A letter to the Gazette on 15 October 1917, by “DJM”, Donald J Macleod, Inspector of Schools (not DJ Maciver as previously indicated.)
‘Neiseach’ [from a previous correspondence] maintains there are no pre-Norse Celtic remains in our island. That is not so, I may be able, in a limited way to illustrate at first hand. In 1915, I was fortunate enough, with the aid of a friend, to recover certain articles of antiquarian interest from a Viking grave at Valtos, Uig. These included two large oval Scandinavian brooches of brass, a connecting chain of the same metal, an amber bead, a fairly large heavy circular bronze ornament with raised centre and surface decorated with incised looped cords characteristically Celtic, a Celtic penannular brooch of bronze, a buckle and belt mounting also of bronze, with what Mr Curle, of the Scottish Museum, to which they were sent for expert examination, termed “double interlaced knotwork typical of the Celtic manuscripts of the best period.
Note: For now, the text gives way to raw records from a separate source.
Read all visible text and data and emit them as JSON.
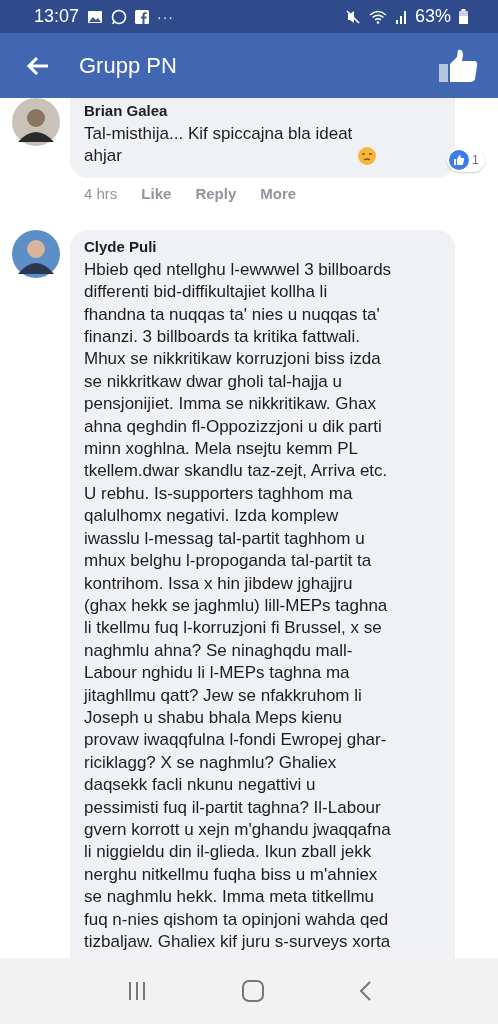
{
  "status_bar": {
    "time": "13:07",
    "more": "···",
    "battery": "63%"
  },
  "header": {
    "title": "Grupp PN"
  },
  "comments": [
    {
      "author": "Brian Galea",
      "text": "Tal-misthija... Kif spiccajna bla ideat\nahjar",
      "reactions": "1",
      "time": "4 hrs",
      "actions": [
        "Like",
        "Reply",
        "More"
      ]
    },
    {
      "author": "Clyde Puli",
      "text": "Hbieb qed ntellghu l-ewwwel 3 billboards\ndifferenti bid-diffikultajiet kollha li\nfhandna ta nuqqas ta' nies u nuqqas ta'\nfinanzi. 3 billboards ta kritika fattwali.\nMhux se nikkritikaw korruzjoni biss izda\nse nikkritkaw dwar gholi tal-hajja u\npensjonijiet. Imma se nikkritikaw. Ghax\nahna qeghdin fl-Oppozizzjoni u dik parti\nminn xoghlna. Mela nsejtu kemm PL\ntkellem.dwar skandlu taz-zejt, Arriva etc.\nU rebhu. Is-supporters taghhom ma\nqalulhomx negativi. Izda komplew\niwasslu l-messag tal-partit taghhom u\nmhux belghu l-propoganda tal-partit ta\nkontrihom. Issa x hin jibdew jghajjru\n(ghax hekk se jaghmlu) lill-MEPs taghna\nli tkellmu fuq l-korruzjoni fi Brussel, x se\nnaghmlu ahna? Se ninaghqdu mall-\nLabour nghidu li l-MEPs taghna ma\njitaghllmu qatt? Jew se nfakkruhom li\nJoseph u shabu bhala Meps kienu\nprovaw iwaqqfulna l-fondi Ewropej ghar-\nriciklagg? X se naghmlu? Ghaliex\ndaqsekk facli nkunu negattivi u\npessimisti fuq il-partit taghna? Il-Labour\ngvern korrott u xejn m'ghandu jwaqqafna\nli niggieldu din il-glieda. Ikun zball jekk\nnerghu nitkellmu fuqha biss u m'ahniex\nse naghmlu hekk. Imma meta titkellmu\nfuq n-nies qishom ta opinjoni wahda qed\ntizbaljaw. Ghaliex kif juru s-surveys xorta"
    }
  ]
}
Also an iron knife and socket spear-head much corroded. A full description, with figured plates, will be found in the last volume of the Transactions of the Scottish Antiquities Society. It will be noted that all (and only) the bronze articles are indubitably Celtic. Mr Curle places the state of the burial about 850, and the fashioning of the ornaments at a very much earlier date. Of course, if may be suggested that they were the spoils of a Viking raid in Ireland, but the much more probably explanation is that these ornaments were secured from some Lewis source, probably a native family of distinction. In any case they are remains of an early age, found in Lewis, and as Celtic as any ever discovered from Cape Clear to the Butt.
A year earlier I retrieved from an interesting shell and sand mound at Kneep (Cùl Briagh Hàis; N. Hals, neck) near Traigh na Beirghe (N. berg, large rock) three stout bronze pins or skewers, about four inches in length. These pins are found at rare intervals by the natives, especially after violent storms that disturb the sand. They have been picked up in this neighbourhood at odd times from time immemorial. A stratigraphical examination of the ruined mound face and the neighbourhood reveals in places strata of shells and animals’ teeth, sand, pieces of pottery and a variety of debris, including, on occasion, human bones. The pins are called in Gaelic by the natives Deilg Fhionndrainn, but they do not know what the term means. The significance of the word fionndrainn has been utterly lost to the them for ages. Yet we find it in the older Irish writings, and we have it in the ancient Ossianic lay, Duan na Muireartach (Muir Iartach, western sea.)
Ged gheibhinn barr-brìgh Eireann uile
Ah-òr, a h-airgiod, is a fionndruinn
B’Ghearr leum fo stailin mo laimh
Ceann Oscar, Raoin, is Iollainn
It means “white bronze,” possibly indicating a composite metal with a high percentage of tin. Here we have, then, in our own day, among a Gaelic-speaking people, articles of the earliest historic times, whose use in unknown and whose Gaelic name, correctly remembered as to sound down the centuries, is to them unintelligible. And we need now wonder, for the term is long obsolete in Scottish Gaelic. The inference is surely clear.
On the same occasion I received from interested Uig friends for transmission to the Scottish Museum, where, with the above, they now rest, two arrow-heads, one of local white quartz and the other of peculiar blue flint. The quarts arrow-head was found “in the sixth peat in depth” in a peat-bog, and the flight one on a hard rocky bed. Both were exceedingly well fashioned, with a tang and double barb, but the specially interesting feature is that the blue flint is not local to Lewis, and that, so far as my present information goes, the nearest place it could have come from the north of Ireland. In any case it betokens intercourse furth of the island at a very early period.
A more recent interpretation of the finds, and of graves subsequently excavated at Kneep, is in Ian Armit’s Archaeology of Skye and the Western Isles (EUP 1996).